Organic Writing Assessment

Dynamic Criteria Mapping in Action

by Bob Broad, Linda Adler-Kassner, Barry Alford, Jane Detweiler, Heidi Estrem, Susanmarie Harrington, Maureen McBride, Eric Stalions, and Scott Weeden

"[The authors] have exhibited the courage to move into the intricacies of their work with patience, confidence, and intellectual curiosity. . . . the book offers readers a wide variety of perspectives on and approaches to writing assessment that are well worth reading."

—Composition Forum

 

Educators appropriately strive to create "assessment cultures" (Huot 2002) in which they integrate evaluation into teaching and learning and match assessment methods with best instructional practice. But how do teachers and administrators establish the values that underlie their evaluations? Bob Broad's 2003 volume What We Really Value introduced dynamic criteria mapping (DCM) as a method for eliciting locally informed, context-sensitive criteria for writing assessments. The impact of DCM on writing assessment practice is just beginning to emerge as more and more writing departments and programs adopt, adapt, or experiment with DCM approaches.

For the authors of Organic Writing Assessment, the DCM experience provided not only an authentic assessment of their own programs, but a nuanced language through which they can converse in the always vexing, potentially divisive realm of assessment theory and practice. Of equal interest are the adaptations that these writers invented for Broad's original process to make DCM even more responsive to local needs and exigencies.

Organic Writing Assessment represents an important step in the evolution of writing assessment in higher education. This volume documents the second generation in an assessment model that is regarded as scrupulously consistent with current theory; it shows the range of DCM's flexibility, and presents an informed discussion of its limits and its potentials.

 

Reviews

Book News, Inc., 2010

 

Bob Broad is a professor of English at Illinois State University. He teaches graduate courses in rhetoric and composition, writing assessment, research methods, and pedagogy, as well as a variety of undergraduate courses in writing, English studies, and English education.

Linda Adler-Kassner is professor of writing studies, faculty director of the Center for Innovative Teaching, Research, and Learning, and associate dean of undergraduate education at University of California, Santa Barbara. Her research and teaching focus broadly on how literate agents and activities—such as writers, writing, and writing studies—are defined in contexts inside the academy and in public discourse. She also examines the implications and consequences of those definitions and how writing faculty can participate in shaping them. She is author, coauthor, or coeditor of nine books, including Reframing Writing Assessment, Naming What We Know, and The Activist WPA.

Barry Alford has taught writing in two-year colleges for more than twenty years. He has also published essays on language theory, postmodernism, and writing assessment.
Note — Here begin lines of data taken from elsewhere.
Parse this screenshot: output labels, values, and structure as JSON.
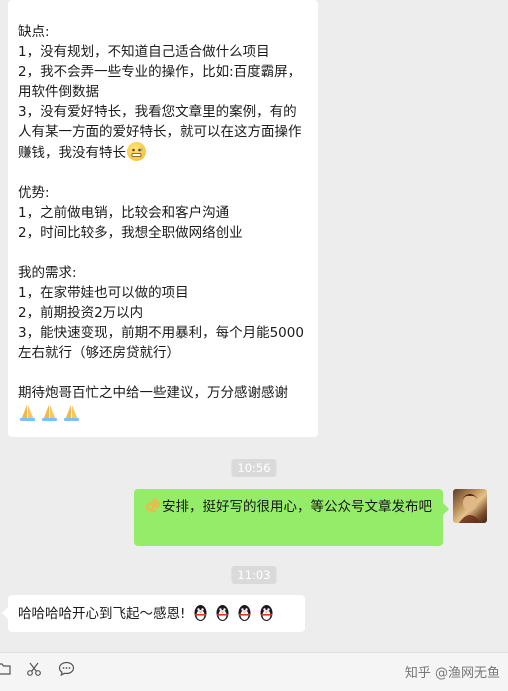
{
  "chat": {
    "incoming_message_1": {
      "lines": [
        "缺点:",
        "1，没有规划，不知道自己适合做什么项目",
        "2，我不会弄一些专业的操作，比如:百度霸屏，用软件倒数据",
        "3，没有爱好特长，我看您文章里的案例，有的人有某一方面的爱好特长，就可以在这方面操作赚钱，我没有特长",
        "",
        "优势:",
        "1，之前做电销，比较会和客户沟通",
        "2，时间比较多，我想全职做网络创业",
        "",
        "我的需求:",
        "1，在家带娃也可以做的项目",
        "2，前期投资2万以内",
        "3，能快速变现，前期不用暴利，每个月能5000左右就行（够还房贷就行）",
        "",
        "期待炮哥百忙之中给一些建议，万分感谢感谢"
      ],
      "line1_text": "缺点:\n1，没有规划，不知道自己适合做什么项目\n2，我不会弄一些专业的操作，比如:百度霸屏，用软件倒数据\n3，没有爱好特长，我看您文章里的案例，有的人有某一方面的爱好特长，就可以在这方面操作赚钱，我没有特长",
      "line2_text": "\n\n优势:\n1，之前做电销，比较会和客户沟通\n2，时间比较多，我想全职做网络创业\n\n我的需求:\n1，在家带娃也可以做的项目\n2，前期投资2万以内\n3，能快速变现，前期不用暴利，每个月能5000左右就行（够还房贷就行）\n\n期待炮哥百忙之中给一些建议，万分感谢感谢",
      "trailing_emojis": [
        "pray-emoji",
        "pray-emoji",
        "pray-emoji"
      ]
    },
    "timestamp_1": "10:56",
    "outgoing_message": {
      "leading_emoji": "ok-hand-emoji",
      "text": "安排，挺好写的很用心，等公众号文章发布吧"
    },
    "timestamp_2": "11:03",
    "incoming_message_2": {
      "text": "哈哈哈哈开心到飞起～感恩!",
      "trailing_emojis": [
        "penguin-emoji",
        "penguin-emoji",
        "penguin-emoji",
        "penguin-emoji"
      ]
    }
  },
  "toolbar": {
    "icons": [
      "folder-icon",
      "scissors-icon",
      "chat-bubble-icon"
    ],
    "watermark": "知乎 @渔网无鱼"
  },
  "colors": {
    "background": "#ededed",
    "incoming_bubble": "#ffffff",
    "outgoing_bubble": "#95ec69",
    "timestamp_bg": "#dadada"
  }
}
Jane Detweiler is an associate professor of English at the University of Nevada, Reno. She explores writing in academic, professional, and public environments, with emphases on narrative as a mode of understanding the world and a means of inventing, composing, and delivering arguments.

Heidi Estrem is professor of English and director of the first-year writing program at Boise State University, which was recently awarded the Council of Basic Writing’s Award for Innovation. She has published on first-year writing pedagogy, new instructor development and support, and a range of writing program administration issues in WPA: Writing Program Administration, Composition Studies, Pedagogy, and numerous edited collections.

Susanmarie Harrington is director of Writing in the Disciplines and a professor of English at the University of Vermont. Her publications include Basic Writing as a Political Act and The Outcomes Book: Debate and Consensus in the Wake of the Council of Writing Program Administrators' Outcomes Statement.

Maureen McBride is the assistant director of the University Writing Center at the University of Nevada, Reno and a co-director of the Northern Nevada Writing Project. 

Eric Stalions is an assistant professor of English and the director of the Intensive English Program at Martin Methodist College.

Scott Weeden teaches in the English department at Indiana University-Purdue University, Indianapolis.

Imprint: Utah State University Press

Book Details

  • Paperback Price: $27.95
  • Paperback ISBN: 978-0-87421-730-8
  • Ebook Price: $21.95
  • EISBN: 978-0-87421-731-5
  • Publication Year: 2009
  • Pages: 174
  • Discount Type: Short
  • Author: by Bob Broad, Linda Adler-Kassner, Barry Alford, Jane Detweiler, Heidi Estrem, Susanmarie Harrington, Maureen McBride, Eric Stalions, and Scott Weeden
  • ECommerce Code: 978-0-87421-730-8